Automakers were optimistic that chip production would return to normal by the end of 2022. They were apparently overly optimistic; the shortage persists and could well invite itself for a while into the strategy of large groups.
The automotive sector is particularly affected by the shortage of semiconductors. This crisis, which was to last only a few months, is bogged down – like what is happening with electric scooters. Manufacturers are struggling to see the light at the end of the tunnel. They must now integrate this particularly uncomfortable situation into their long-term strategy.
While some groups hoped for a return to normal before 2023, the situation still seems to be in bad shape. The head of purchasing on the board of directors of Volkswagen, Murat Aksel, spoke about it in the German weekly Automobilwoche and this sets the tone: “ What we’ve seen in supply chains over the past two years is the new normal.”
“It’s the new normal”
The covid has made it possible to update this flaw in the organization of car manufacturers. Even without the pandemic, geopolitical issues would have ended up revealing this organizational fragility sooner or later. This was the case with the war in Ukraine, which forced the Volkswagen group to cease production in Germany for a few days, due to the lack of an electrical harness manufactured by a Ukrainian factory.
It is a structural problem that car manufacturers must now solve to have sufficient stocks to meet their production needs. This does not only concern electric vehicles, but they are particularly affected by these shortages.
The head of purchasing within the Volkswagen board of directors added: “ Investments for new capacities are now on track, but there will probably still be a structural deficit in semiconductors, until 2023 included. »
Not all manufacturers are affected in the same way by the shortage of automotive semiconductors. While Chinese production does not seem to have slowed down, European and American factories sometimes find themselves at a standstill. Tesla is not spared either. Within the same group, the strategy can promote the production of one brand rather than another, but everywhere, it is the entry-level models that are most often sacrificed.
What are the consequences of the continuation of this shortage?
For customers, the implications are multiple. This notably involves extended lead times, options and equipment not available to order, vehicles delivered not equipped as desired by the customer and prices revised upwards by the game of supply and demand.
If the consequences are especially visible for new vehicles, they are not neutral on the repairs of vehicles already in circulation. It is better to avoid having certain electronic failures at this time, the deadlines for obtaining spare parts may be extended.
For manufacturers, it’s a headache. The repercussions range from the increase in the price of components to the closure of factories for lack of parts to assemble vehicles. It is particularly the case for Renault and Stellantis these daysthe two groups must lay off their employees in certain factories, the time to recover the parts to restart production.

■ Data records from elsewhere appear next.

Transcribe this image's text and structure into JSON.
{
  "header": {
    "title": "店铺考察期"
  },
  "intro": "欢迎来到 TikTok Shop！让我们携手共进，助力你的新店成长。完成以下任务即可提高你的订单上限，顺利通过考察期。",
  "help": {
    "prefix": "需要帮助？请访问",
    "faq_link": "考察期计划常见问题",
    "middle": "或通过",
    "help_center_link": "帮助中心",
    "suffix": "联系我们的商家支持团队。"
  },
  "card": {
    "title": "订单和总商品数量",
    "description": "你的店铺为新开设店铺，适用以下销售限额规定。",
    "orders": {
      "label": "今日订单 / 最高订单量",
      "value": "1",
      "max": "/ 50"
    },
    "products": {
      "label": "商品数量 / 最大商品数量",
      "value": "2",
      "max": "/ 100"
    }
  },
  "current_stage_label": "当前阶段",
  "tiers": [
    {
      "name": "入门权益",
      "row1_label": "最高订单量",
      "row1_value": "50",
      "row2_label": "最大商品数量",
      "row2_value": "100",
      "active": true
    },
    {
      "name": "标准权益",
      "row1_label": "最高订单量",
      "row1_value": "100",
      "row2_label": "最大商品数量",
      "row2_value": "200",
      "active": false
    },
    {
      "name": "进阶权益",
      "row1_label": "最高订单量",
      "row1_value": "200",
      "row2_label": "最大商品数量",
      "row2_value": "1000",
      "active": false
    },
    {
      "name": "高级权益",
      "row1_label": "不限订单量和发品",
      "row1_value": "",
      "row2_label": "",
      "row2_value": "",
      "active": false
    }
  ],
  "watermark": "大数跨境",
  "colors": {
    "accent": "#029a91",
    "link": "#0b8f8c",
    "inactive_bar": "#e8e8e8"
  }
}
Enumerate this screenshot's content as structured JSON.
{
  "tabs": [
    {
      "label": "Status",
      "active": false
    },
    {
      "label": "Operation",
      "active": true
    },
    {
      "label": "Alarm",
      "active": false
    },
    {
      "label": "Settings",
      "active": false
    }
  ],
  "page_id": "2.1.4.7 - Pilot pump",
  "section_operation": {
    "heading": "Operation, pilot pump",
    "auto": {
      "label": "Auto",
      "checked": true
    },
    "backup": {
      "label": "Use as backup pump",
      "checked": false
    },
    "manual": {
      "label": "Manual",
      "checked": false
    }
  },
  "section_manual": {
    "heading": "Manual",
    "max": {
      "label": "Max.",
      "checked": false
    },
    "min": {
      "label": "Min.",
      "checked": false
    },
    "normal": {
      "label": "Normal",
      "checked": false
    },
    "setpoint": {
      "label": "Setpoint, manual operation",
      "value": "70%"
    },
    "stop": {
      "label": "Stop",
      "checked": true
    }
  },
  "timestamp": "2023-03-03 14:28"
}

Many strategic choices are not necessarily visible, but the shortage of semiconductors leads to delays in the release schedules for new models. This is the case of the Nissan Ariya which should have been in concession in 2021 (and not at the end of 2022). It is also a rationalization of production with fewer finishes and equipment available in the catalog of certain brands. Manual tailgates and seats instead of electric ones? Don’t look, it’s probably that the shortage of semiconductors has gone through there.
Some manufacturers now fear that the production of batteries for electric vehicles will be the next test they have to face. This production, mainly carried out in China for the moment, could take over as a disruptor of global automotive manufacturing. Many have decided to build factories in Europe to overcome this dependency, but it will take several years for these new production sites to be operational.